The word "Myclick": in how many lines of the records does it appear? Reply with the number alone.

App and web page records:
::::::
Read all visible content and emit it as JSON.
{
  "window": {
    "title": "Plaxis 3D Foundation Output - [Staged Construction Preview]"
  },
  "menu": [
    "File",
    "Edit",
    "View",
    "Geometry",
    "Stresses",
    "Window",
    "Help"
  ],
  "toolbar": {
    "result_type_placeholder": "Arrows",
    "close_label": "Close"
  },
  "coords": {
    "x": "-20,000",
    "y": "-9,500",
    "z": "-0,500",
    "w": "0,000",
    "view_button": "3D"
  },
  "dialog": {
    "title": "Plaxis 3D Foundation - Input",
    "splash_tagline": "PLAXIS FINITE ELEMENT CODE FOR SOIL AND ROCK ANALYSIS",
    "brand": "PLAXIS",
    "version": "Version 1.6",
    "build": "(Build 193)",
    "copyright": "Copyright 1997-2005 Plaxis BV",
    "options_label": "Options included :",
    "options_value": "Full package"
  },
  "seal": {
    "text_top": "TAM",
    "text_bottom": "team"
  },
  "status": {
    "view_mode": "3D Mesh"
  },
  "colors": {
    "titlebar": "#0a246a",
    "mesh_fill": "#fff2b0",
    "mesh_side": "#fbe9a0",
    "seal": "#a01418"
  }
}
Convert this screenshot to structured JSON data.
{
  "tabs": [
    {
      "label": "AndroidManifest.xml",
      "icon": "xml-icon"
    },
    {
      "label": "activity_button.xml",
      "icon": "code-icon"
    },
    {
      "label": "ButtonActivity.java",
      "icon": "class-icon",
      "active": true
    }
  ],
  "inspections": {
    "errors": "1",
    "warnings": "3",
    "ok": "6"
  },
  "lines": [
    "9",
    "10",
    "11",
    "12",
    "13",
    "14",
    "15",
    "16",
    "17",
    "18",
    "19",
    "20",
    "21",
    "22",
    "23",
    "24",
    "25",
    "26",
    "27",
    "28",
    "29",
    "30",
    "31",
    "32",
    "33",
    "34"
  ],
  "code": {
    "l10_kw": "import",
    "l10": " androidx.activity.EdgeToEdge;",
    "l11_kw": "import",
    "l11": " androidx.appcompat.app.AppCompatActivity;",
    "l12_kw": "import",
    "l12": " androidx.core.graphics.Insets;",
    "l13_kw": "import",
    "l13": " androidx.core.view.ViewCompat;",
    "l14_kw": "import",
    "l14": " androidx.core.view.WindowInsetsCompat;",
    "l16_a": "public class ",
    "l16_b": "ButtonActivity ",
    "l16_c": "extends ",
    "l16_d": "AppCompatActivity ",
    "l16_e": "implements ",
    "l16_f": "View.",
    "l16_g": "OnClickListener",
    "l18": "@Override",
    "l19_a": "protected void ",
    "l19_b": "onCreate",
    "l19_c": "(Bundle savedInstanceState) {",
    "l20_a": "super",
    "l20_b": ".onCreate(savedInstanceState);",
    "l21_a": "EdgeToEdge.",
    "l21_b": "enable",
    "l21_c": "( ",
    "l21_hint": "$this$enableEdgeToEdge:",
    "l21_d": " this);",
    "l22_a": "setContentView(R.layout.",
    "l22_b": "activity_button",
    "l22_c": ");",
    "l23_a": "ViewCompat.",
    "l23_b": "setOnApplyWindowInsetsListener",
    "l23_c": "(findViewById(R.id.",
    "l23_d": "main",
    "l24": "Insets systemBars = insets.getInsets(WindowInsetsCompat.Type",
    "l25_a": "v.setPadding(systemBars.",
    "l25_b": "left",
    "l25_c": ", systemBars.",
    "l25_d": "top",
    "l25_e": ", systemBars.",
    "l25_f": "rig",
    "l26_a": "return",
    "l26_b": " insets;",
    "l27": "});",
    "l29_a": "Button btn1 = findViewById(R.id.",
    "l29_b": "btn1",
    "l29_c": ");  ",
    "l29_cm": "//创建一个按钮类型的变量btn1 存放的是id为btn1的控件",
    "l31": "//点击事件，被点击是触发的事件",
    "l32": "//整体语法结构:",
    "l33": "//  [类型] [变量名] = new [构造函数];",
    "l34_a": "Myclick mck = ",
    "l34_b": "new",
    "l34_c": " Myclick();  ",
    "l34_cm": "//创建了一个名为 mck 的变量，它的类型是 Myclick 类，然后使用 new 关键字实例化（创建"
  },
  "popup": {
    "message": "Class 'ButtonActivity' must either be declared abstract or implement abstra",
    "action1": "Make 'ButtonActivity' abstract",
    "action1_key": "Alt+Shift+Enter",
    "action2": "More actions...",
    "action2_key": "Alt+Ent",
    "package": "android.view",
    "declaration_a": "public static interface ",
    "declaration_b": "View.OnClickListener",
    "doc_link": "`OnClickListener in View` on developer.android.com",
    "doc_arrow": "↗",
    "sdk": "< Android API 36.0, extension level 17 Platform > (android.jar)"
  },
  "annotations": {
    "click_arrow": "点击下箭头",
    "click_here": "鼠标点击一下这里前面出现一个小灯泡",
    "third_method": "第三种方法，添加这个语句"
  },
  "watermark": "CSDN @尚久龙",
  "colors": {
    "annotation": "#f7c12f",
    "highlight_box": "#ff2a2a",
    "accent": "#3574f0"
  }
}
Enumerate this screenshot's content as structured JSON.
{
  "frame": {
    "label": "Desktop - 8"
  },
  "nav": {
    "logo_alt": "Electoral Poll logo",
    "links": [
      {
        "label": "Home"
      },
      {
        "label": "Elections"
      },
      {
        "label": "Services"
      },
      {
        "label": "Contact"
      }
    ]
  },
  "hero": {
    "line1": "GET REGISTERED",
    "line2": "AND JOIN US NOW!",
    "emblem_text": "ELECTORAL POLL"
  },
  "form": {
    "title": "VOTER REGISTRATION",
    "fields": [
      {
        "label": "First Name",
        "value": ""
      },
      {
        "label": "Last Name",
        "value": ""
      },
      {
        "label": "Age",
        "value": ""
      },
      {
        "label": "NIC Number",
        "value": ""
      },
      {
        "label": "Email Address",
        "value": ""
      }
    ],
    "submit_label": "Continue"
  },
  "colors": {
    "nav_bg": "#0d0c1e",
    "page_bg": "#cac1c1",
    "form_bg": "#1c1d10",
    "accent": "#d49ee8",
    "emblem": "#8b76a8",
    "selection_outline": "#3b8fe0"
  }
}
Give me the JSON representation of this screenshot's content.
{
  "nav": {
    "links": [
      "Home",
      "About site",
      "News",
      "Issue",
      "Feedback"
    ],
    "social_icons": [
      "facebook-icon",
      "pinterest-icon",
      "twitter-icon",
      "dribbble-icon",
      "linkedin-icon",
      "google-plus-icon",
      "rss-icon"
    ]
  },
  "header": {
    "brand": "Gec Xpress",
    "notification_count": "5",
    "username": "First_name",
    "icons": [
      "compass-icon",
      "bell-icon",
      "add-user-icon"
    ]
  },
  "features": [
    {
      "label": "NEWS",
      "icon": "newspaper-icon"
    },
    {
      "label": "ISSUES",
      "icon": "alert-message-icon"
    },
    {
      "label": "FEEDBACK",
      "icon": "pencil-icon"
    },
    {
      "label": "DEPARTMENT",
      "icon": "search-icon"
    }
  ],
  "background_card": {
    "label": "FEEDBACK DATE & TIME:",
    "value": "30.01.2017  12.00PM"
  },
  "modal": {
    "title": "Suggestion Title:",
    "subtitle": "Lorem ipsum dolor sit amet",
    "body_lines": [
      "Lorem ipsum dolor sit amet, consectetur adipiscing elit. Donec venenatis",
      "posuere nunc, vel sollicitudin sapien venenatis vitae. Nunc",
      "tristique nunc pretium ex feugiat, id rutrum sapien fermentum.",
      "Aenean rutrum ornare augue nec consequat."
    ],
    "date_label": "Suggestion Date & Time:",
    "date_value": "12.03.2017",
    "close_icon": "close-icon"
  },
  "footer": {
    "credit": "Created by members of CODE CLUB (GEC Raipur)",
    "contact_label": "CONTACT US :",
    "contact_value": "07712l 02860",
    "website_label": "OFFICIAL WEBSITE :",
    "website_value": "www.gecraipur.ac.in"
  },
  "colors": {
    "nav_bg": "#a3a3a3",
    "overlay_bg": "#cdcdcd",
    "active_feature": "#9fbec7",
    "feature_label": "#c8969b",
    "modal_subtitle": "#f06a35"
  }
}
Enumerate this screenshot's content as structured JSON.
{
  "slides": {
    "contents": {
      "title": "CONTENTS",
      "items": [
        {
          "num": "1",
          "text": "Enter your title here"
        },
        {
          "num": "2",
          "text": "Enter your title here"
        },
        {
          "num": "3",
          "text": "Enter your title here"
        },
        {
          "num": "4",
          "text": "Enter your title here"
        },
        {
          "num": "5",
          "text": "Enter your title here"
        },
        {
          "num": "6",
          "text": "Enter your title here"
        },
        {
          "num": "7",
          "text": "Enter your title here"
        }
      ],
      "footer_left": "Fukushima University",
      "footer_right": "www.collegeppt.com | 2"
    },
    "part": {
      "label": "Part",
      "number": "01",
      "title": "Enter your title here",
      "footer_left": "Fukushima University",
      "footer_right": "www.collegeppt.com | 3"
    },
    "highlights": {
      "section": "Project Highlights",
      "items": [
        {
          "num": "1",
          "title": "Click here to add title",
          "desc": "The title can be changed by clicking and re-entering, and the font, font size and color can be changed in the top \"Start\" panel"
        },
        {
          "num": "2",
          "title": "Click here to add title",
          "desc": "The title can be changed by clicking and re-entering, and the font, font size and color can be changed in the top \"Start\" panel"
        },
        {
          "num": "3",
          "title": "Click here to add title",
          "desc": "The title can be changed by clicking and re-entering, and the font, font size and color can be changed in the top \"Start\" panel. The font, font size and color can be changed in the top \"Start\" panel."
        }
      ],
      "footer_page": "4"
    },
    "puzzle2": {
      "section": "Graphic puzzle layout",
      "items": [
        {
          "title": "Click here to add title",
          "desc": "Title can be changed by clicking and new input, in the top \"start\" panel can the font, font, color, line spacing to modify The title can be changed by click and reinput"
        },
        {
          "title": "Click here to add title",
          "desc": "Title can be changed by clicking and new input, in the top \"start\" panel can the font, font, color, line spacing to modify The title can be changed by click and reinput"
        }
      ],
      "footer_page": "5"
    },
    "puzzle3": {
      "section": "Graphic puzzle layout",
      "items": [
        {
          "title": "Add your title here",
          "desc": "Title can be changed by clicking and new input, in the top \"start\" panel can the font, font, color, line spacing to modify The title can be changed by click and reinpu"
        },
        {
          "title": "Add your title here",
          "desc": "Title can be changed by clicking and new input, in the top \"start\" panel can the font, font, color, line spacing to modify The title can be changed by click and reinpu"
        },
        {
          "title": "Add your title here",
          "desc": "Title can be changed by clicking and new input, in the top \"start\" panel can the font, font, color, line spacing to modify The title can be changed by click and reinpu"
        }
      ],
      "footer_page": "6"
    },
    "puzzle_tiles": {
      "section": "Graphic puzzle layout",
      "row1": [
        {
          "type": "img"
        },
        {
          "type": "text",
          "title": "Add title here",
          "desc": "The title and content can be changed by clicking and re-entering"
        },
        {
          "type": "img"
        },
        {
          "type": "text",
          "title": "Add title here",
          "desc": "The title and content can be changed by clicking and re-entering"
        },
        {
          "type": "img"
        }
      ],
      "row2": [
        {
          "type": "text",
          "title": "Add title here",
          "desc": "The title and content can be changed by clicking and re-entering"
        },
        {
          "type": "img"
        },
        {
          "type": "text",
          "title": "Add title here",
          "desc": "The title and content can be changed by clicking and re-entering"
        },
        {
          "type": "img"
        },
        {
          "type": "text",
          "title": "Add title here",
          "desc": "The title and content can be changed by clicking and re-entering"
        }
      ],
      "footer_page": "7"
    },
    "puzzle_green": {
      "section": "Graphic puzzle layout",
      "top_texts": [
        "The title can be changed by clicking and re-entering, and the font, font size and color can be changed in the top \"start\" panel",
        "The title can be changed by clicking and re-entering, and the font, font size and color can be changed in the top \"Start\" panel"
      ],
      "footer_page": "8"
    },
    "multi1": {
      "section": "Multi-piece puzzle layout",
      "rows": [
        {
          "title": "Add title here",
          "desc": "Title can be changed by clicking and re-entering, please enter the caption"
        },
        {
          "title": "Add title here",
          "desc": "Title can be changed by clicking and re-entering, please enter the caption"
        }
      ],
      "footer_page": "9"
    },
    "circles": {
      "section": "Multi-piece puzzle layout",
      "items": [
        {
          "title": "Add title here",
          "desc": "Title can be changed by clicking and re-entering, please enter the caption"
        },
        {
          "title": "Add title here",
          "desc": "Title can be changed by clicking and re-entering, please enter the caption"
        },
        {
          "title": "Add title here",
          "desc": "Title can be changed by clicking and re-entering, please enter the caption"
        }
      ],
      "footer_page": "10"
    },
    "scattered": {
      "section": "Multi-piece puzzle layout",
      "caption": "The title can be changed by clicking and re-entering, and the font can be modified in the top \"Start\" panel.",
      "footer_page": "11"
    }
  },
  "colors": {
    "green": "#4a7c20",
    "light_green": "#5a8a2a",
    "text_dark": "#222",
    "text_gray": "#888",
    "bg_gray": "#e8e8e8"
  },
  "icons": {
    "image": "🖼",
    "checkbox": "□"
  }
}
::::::
- [OUTPUT FOR THIS EXERCISE]: 3